Via Greg Sargent
Okay, this should settle it, but of course it won’t: We now have a former homeland security official under George W. Bush who has contradicted the claim by conservatives that the CIA docs released yesterday proved torture worked, as Dick Cheney said they would.
Frances Fragos Townsend, a homeland security adviser and close confidante of Bush on terrorism, made the admission late last night on CNN, where she’s a contributor. Here’s her quote (from Nexis):
It’s very difficult to draw a cause and effect, because it’s not clear when techniques were applied vs. when that information was received. It’s implicit. It seems, when you read the report, that we got the — the — the most critical information after techniques had been applied. But the report doesn’t say that.
Cheney defenders have grabbed onto the idea that the docs imply torture worked with the urgency of a drowning person clinging to driftwood. But let’s be clear: Cheney said repeatedly that the CIA docs would settle the question. And even a top terror adviser in his administration is now admitting that this isn’t the case.

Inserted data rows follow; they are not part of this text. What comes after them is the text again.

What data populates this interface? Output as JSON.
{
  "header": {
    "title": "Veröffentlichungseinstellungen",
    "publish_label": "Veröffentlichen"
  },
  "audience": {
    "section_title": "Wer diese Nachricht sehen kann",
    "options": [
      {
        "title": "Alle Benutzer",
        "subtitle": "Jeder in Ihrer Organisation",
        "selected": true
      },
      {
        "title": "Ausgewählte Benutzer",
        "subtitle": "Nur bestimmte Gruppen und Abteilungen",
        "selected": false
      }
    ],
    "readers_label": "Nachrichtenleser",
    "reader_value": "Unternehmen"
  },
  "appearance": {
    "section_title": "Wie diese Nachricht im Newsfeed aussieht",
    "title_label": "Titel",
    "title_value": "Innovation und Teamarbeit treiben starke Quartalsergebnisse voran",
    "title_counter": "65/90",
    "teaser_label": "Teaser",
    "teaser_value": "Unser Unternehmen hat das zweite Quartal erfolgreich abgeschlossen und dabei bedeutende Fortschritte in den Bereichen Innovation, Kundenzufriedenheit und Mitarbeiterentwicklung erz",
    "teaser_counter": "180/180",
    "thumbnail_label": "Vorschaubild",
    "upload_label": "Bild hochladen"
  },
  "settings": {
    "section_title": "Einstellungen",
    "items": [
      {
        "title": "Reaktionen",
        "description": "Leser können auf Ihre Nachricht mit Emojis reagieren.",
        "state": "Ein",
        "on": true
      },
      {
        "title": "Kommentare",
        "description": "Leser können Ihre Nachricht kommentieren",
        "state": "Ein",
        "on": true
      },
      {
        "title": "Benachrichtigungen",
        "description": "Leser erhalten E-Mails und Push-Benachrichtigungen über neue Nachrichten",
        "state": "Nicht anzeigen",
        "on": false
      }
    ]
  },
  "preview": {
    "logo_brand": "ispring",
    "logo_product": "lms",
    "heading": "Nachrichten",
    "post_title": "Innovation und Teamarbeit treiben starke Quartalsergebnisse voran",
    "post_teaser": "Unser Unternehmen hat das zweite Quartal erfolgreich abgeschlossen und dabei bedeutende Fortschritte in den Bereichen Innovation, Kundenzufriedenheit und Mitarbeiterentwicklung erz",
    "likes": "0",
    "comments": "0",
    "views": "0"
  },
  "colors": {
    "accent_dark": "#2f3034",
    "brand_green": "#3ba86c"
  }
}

Townsend, by the way, is hardly a defector from the Bush cause. In other contexts she remains an ardent defender of the administration. When Tom Ridge recently claimed that Bush officials had gamed the terror alerts for political reasons, Townsend aggressively pushed back on the charges. So perhaps her word on the CIA docs counts for something among Cheney defenders?